Hundred Acre Cove, bordered by Barrington and East Providence, R.I., and Seekonk, Mass., has been closed to shellfishing since the 1990s because of bacterial pollution, but Save The Bay and partners are working to solve this longtime problem.
With the support of a $132,000 grant from Restore America’s Estuaries and the Environmental Protection Agency, via the Southeast New England Watershed Grant Program, and through partnerships with the Rhode Island Department of Environmental Management, the Narragansett Bay Estuary Program, the city of East Providence, the town of Barrington, and the town of Seekonk, Save The Bay is leading the development of a comprehensive water quality restoration plan for Hundred Acre Cove.
The project was presented last month in California at the 9th National Summit on Coastal and Estuarine Restoration and Management.
“We’ve seen significant improvements in the overall water quality of Narragansett Bay, particularly over the past two decades,” said Kate McPherson, Save The Bay’s riverkeeper. “But just as important are the streams, rivers, and coves that feed the bay and serve as valuable spawning grounds and habitat for plants and animals, as well as recreational and commercial opportunities that draw people to the area.”

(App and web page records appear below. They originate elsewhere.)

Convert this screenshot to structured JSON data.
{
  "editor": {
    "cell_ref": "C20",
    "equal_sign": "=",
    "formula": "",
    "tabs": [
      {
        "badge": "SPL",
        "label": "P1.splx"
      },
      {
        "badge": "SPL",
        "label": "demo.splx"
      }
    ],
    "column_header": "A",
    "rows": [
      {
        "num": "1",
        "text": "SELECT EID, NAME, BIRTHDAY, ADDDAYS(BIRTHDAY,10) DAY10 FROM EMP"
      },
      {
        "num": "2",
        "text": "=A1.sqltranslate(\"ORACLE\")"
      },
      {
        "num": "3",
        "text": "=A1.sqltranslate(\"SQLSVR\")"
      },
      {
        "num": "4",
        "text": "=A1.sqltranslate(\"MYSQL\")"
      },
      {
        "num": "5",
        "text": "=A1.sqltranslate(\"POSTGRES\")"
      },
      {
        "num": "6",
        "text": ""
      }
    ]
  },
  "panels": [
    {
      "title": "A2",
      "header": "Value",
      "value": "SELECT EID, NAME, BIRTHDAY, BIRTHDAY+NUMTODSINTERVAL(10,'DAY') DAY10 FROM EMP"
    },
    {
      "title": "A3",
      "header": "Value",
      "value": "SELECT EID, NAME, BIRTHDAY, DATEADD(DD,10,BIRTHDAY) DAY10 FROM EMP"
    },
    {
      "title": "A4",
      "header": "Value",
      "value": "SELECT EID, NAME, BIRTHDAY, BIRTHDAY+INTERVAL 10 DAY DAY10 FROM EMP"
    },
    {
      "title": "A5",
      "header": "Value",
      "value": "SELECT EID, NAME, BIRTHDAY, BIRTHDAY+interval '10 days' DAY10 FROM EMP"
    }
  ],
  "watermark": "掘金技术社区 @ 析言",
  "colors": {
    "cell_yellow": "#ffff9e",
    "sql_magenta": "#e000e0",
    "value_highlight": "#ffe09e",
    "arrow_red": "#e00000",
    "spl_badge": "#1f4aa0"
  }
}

During the next three years, Save The Bay and its partners will review existing data, conduct a conditions assessment, and develop and implement an action plan. The plan will include a prioritized set of restoration, communication, policy, and regulatory actions that, when taken together, should improve the water quality in Hundred Acre Cove, according to Save The Bay.
Since 1990, Barrington’s population has grown along the eastern side of Hundred Acre Cove. Correlatively, the cove has also seen an increase in recreational use, from rowing to recreational fishing. Unfortunately, users of the cove are often unaware of its chronic water pollution problems.
While numerous federal, state, and local entities have monitored Hundred Acre Cove, gathered information on pollution sources, and identified potential corrective actions, actions to date haven’t led to meaningful improvement. Studies and reports provide important data and recommendations, but to date solutions have been difficult to achieve for numerous reasons.
“For Hundred Acre Cove, there are many identified and unidentified sources of pollution spread between two states and three municipalities. Staff capacity and funding are always issues,” said Mike Jarbeau, Save The Bay’s baykeeper. “This project will allow Save The Bay staff to take a holistic look at the watershed and provide communities with actionable, prioritized solutions and assist with implementation.”
Hundred Acre Cove is a square-mile waterbody within the bi-state Barrington River-Warren River sub-watershed and is a critical estuarine habitat for fish, shellfish, crustaceans, birds, and other animals.
The Barrington River is fed by the Runnins River, which marks the Rhode Island-Massachusetts line as it meanders north along the Wampanoag Trail, behind the highly developed U.S. Route 6 commercial district, and under Interstate 195 at U.S. Route 44.
The Runnins River has historically held some of the highest bacteria levels in the watershed and is of particular interest in the project.